C. P. Mohammed bin Salman’s US Visit
March 15, 2018
C. P. Mohammed bin Salman’s US Visit
Saudi Crown Prince Mohammed bin Salman is set to meet with United States President Donald Trump at the White House on March 20. The American visit, which will begin on March 19 and conclude on March 22, comes along a trip by the Saudi royal to Egypt, and the United Kingdom in recent weeks. During his time in the U.S., Mohammed bin Salman will visit New York and Boston, in addition to Washington, DC. He is also expected to visit France soon.
In his latest diplomatic initiative, Mohammed bin Salman’s first visit was in Egypt, where he met with Egyptian President Abdel Fattah al Sisi and Coptic Pope Tawadros. The visit with the Coptic leader was in part an attempt to disassociate the Kingdom from its reputation of ties with radical streams of Islam. The Crown Prince also visited development projects and new residential areas along the Suez Canal.
Crown Prince Mohammed bin Salman’s London visit commenced in early March on the heels of his Egyptian visit. The trip had initially been postponed earlier in the month, potentially over concerns about protests by activists, who rebuke Riyadh for its human rights record, particularly in the ongoing war in Yemen. Before embarking on his rescheduled trip, the crown prince fired a number of high-ranking security officials, including Chief of Staff General Abdul Rahman bin Saleh al Bunyan (to be replaced by Fayyad al Ruwaili, commander of the Royal Saudi Air Force). Bin Salman also removed the heads of the Saudi air defense and ground forces.
The sudden turnover in the Saudi top brass is not the only major leadership shakeup Mohammed bin Salman has initiated in recent months. Late last year, the Saudi crown prince imprisoned a number of his fellow royals in the Ritz Carlton Riyadh hotel. The last remaining Ritz Carlton detainees were released at the end of January and the hotel resumed normal business operations in February.
In early March in London, Mohammed bin Salman met with British Prime Minister Theresa May, Foreign Secretary Boris Johnson, and Queen Elizabeth. Based on bin Salman’s meetings with May, the two leaders agreed to aim for 65 billion GBP ($90.29 billion USD) in trade and investment deals in the upcoming years, including Saudi foreign direct investment in the United Kingdom. Prime Minister May discussed human rights issues with the Saudi crown prince, offering some praise for reforms undertaken in his tenure. Nevertheless, bin Salman’s visit still faced scrutiny from some, including opposition Labour Party leader Jeremy Corbyn, who criticized London’s military support for Saudi Arabia and recommended terminating arms sales to the Kingdom.

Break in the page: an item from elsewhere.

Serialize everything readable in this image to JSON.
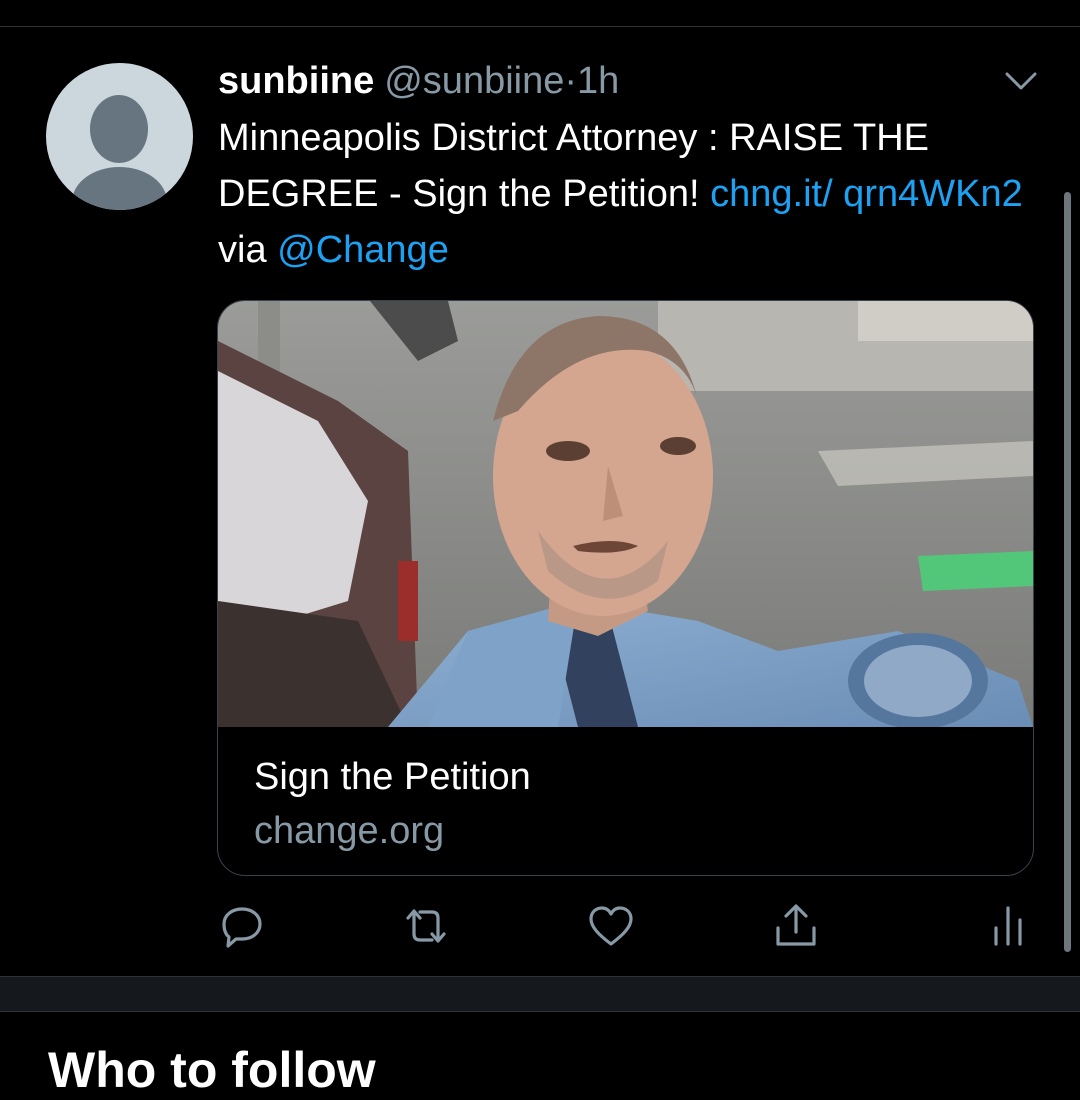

During his recent travels, the Saudi crown prince recorded a television interview with American station CBS. In the interview Bin Salman sharply criticized Riyadh’s primary regional rival, the Islamic Republic of Iran, comparing Iranian Supreme Leader Ayatollah Ali Khamenei to German dictator Adolf Hitler and claimed that Tehran has expansionist ambitions in the Middle East. Presently, Saudi Arabia and Iran are supporting opposing sides in a number of local armed conflicts, including in Yemen and Syria.
Notably, in his television interview, Mohammed bin Salman suggested that Saudi Arabia could develop nuclear weapons if Iran did. The remark comes alongside Riyadh’s decision to approve a national policy for the Saudi atomic energy program. The policy sets out regulatory standards for nuclear facilities and calls for the construction of sixteen nuclear power plants in Saudi Arabia over the course of the next two decades, a task which will cost the Kingdom about $80 billion USD.
Saudi Arabia is currently looking to award a contract for the development of the country’s first two nuclear power plants. The Kingdom has surveyed options among firms from Russia, China, France, South Korea, and the United States. In particular, Riyadh is interested in the American firm Westinghouse, which is presently bankrupt and could itself be bought out by Canadian conglomerate Brookfield. Recently, U.S. Energy Secretary Rick Perry met with Mohammed bin Salman in London to discuss a potential nuclear cooperation agreement. A deal between Washington and Riyadh would allow Westinghouse and other U.S. companies to participate in the Saudi nuclear program. If a deal is not approved, a country with less stringent proliferation guidelines, such as Russia or China, could fill the role. The Kingdom also holds significant leverage with regards to the ARAMCO IPO role out, planned for 2019. China remains a front-runner for the proposed 5% stake in the Saudi state owned oil conglomerate.
Although Saudi Arabia’s official stance on nuclear development is to develop atomic energy to diversify the oil-based economy and restrict projects to peaceful civilian purposes, some American policymakers fear that official collaboration with the Saudi program could lead to or accelerate the Kingdom’s pursuit of nuclear weapons. Such concerns could be amplified by Mohammed bin Salman’s more recent comments about developing a nuclear arsenal in response to an Iranian atomic weapons program.
Evan Gottesman for iStrategic International